From creative freedom to the ability to reach elusive audiences, Peter Jacobs and Luke Aldridge, Client Partners at Dentsu Aegis Network, take a look at what makes gaming’s offering distinct
Gaming is at an all-time high in 2020 and will continue to grow as technology evolves and provides more sophisticated and immersive experiences. Increased number of gamers, session length and engagement across the board has led to esports and gaming gaining more mainstream attention than ever, moving into the wider public consciousness. We believe this momentum can catapult gaming into becoming a main media channel for brands and agencies over the next five years and beyond.
As of 2018, there were 37.3 million people playing online games in the UK. Those players collectively spent £3.5 billion, making the UK the 6th biggest gaming market in the world. This is forecast to grow to £4.4 billion by 2022, with an audience surpassing 40 million people. Gaming, then, is already a huge part of UK culture with a highly diverse audience – an almost even male/female distribution and an average age of 32 when smartphone gaming is included.
Therefore, this audience is broader and richer than some of the old gamer stereotypes and should be considered when advertisers are creating their brand messages and campaigns.
What separates gaming from other media channels?
Mediums Gamers can now be reached through many different mediums: in-game, esports, streaming, console/platform, web and app, VR and so on. This presents a challenge – to choose the right mix of available formats, planning must happen in an integrated way, connecting to the broader business challenges that marketing in gaming seeks to address, rather than adding gaming as a line on a media plan in individual channels.
The device is key to determining the media strategy, as each type of engagement elicited from any ad will depend on the end user’s behaviour around the platform. This is one of the reasons why campaigns targeting gaming audiences should be approached in a unique manner compared to other channels.
Alongside devices, the genre of game is paramount when considering the demographic of players and the type of engagement the advertiser is aiming to achieve, depending on the campaign’s key performance indicators. For example, sports games have a different audience compared to fantasy titles, so the contextual relevance is important - but so is how the advertiser can fit into the game.

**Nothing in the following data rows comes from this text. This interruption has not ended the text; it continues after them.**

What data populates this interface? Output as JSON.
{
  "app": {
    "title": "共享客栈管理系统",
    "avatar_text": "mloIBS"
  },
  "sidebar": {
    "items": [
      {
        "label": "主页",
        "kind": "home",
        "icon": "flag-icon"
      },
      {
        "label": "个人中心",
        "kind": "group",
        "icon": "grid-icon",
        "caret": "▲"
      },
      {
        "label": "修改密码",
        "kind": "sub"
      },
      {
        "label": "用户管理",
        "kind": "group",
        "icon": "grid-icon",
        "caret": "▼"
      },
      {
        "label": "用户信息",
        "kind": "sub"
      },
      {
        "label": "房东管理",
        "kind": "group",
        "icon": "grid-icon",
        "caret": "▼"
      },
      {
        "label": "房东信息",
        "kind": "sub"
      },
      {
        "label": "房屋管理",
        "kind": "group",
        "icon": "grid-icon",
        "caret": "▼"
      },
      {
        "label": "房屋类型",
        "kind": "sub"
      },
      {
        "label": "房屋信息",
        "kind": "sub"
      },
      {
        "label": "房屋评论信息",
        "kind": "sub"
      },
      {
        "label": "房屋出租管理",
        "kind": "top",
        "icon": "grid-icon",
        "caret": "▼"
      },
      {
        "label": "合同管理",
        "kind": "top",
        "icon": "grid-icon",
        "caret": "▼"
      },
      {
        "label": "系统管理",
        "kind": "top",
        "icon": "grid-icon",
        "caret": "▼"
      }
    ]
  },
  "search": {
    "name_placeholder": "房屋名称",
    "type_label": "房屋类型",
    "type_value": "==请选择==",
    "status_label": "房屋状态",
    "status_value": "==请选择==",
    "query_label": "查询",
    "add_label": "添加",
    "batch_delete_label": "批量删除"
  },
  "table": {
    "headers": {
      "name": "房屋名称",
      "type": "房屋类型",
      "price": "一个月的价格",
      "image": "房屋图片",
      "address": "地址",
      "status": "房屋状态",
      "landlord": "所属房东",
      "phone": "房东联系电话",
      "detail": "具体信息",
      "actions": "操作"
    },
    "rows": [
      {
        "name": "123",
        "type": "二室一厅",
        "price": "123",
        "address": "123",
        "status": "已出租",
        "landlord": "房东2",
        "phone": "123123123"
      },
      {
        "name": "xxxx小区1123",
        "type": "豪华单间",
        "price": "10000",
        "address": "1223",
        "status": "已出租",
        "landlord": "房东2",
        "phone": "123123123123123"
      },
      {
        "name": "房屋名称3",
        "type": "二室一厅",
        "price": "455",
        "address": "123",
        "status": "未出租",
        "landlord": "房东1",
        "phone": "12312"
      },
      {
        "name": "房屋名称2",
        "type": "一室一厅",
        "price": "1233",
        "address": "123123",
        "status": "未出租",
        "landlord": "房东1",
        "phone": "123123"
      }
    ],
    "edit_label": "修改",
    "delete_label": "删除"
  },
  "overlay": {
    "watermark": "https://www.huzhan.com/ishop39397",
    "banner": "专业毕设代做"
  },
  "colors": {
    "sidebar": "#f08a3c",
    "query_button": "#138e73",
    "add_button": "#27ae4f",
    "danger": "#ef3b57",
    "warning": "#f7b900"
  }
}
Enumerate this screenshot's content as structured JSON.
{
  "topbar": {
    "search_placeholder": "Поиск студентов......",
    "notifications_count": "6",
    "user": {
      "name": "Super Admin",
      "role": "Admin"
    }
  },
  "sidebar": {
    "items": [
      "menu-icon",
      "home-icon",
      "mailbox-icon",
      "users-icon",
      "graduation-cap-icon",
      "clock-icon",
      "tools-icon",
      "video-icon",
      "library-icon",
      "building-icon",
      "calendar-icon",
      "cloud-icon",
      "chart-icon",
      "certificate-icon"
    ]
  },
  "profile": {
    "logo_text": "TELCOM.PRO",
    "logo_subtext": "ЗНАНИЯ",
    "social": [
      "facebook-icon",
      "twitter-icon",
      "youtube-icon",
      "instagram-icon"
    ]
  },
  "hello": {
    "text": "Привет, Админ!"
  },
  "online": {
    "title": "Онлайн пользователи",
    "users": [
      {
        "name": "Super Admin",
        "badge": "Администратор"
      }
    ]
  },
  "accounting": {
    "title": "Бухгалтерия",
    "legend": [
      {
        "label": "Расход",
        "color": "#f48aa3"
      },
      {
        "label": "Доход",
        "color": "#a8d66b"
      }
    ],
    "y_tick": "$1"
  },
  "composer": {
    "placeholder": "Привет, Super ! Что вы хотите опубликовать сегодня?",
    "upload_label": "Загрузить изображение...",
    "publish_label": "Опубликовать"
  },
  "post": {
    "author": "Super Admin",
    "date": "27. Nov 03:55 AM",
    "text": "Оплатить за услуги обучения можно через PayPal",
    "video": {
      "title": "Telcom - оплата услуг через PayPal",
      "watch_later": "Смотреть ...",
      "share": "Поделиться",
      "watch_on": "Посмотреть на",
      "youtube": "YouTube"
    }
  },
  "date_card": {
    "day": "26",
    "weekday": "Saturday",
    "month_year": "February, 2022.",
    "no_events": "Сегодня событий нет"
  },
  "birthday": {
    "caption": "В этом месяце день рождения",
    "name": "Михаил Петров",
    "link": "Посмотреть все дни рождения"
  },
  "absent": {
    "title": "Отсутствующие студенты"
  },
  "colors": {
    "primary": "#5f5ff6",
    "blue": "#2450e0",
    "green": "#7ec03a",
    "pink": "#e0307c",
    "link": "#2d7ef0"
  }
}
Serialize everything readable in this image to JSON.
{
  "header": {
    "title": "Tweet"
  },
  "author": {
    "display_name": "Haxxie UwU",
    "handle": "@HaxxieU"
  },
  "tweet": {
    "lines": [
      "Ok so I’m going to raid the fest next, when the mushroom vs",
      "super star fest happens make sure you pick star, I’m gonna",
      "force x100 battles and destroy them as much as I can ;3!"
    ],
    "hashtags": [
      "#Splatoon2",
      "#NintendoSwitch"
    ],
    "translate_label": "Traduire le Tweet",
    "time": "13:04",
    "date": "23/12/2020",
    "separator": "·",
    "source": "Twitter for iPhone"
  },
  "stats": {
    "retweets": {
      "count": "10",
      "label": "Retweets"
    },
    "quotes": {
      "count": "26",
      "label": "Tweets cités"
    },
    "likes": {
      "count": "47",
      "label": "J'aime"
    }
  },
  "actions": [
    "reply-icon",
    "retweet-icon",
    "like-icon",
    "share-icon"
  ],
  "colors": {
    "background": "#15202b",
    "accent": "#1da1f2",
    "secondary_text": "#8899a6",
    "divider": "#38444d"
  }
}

Another vital aspect to consider is the audience’s mindset towards marketing and advertising. While the ‘freemium’ model on mobile continues to dominate app stores, on paid-for games across console and PC, the approach must be different. New console titles are often launched at £50 RRP; thus, the audience is paying for a premium experience and it would be harmful to the player experience to have any intrusion into the gameplay. Therefore, any marketing or advertising messages must enrich the end user’s experience, rather than interrupt it. By enhancing the game through innovative, interesting, and entertaining content (that is, downloadable content that delivers customisation, skins, characters, sidequests etc), advertisers can talk to the gaming audience in a positive fashion.
You can hardcode almost anything into a video game. We are only limited by our imaginations, but listen to the game developer and include them in the creative process. They know their audience better than anyone!
Gamers don’t consume, they participate and interact. There are less distractions when gaming, and less second screening. Broadly though, there is a lot of mainstream attention on gaming, and for all the right reasons - because of lockdown, gaming has provided a way for friends to stay connected and socialise with their friends.
Gamers are twice as likely to have an ad blocker installed. They watch less linear TV, and prefer platforms like Twitch, Reddit and Discord to traditional social media platforms. Brands, therefore, may not be reaching parts of the gaming audience through their existing media mix at all.
A lot of the ad slots within gaming environments have extremely high viewability scores, and they stay in view for a prolonged period. They are less prone to ad fraud. They are new to market, and so are priced low, but we do not expect this to last.
Gaming, in its various guises, can be compared to many established media channels - digital out of home (in-game), social (streaming and influencers) and sports sponsorships (esports) - however there are some key differentiators which set them apart in terms of measurement. Measurement of success will vary depending on the advertiser, their technology capability stack, and their business goals, so each campaign will require a bespoke plan and measurement framework.
How do we make gaming a core part of the media mix?
Currently, we are in an education phase. Marketers are slowly beginning to understand the opportunities that gaming presents. The gaming world is starting to understand what marketers care about: audience, measurement, creative. We need to be patient in educating the advertising world, particularly around esports and streaming as this is alien to many. And finally, deep partnerships must be developed for long-term growth.
Marketers must trust gaming organisations – they know their audience and what will connect with them, so they should be included in the creative process. With these things in place, gaming can become a core part of the media mix in the next five years and beyond.
This article is part of IAB UK’s Guide to Digital Innovation. Drawing on contributions from IAB members, the guide spans six chapters across a range of sectors to explore emerging trends and areas of digital innovation. It is being released on a rolling weekly basis over the next 3 months - don't forget to check back regularly for more insights into the latest advertising innovations.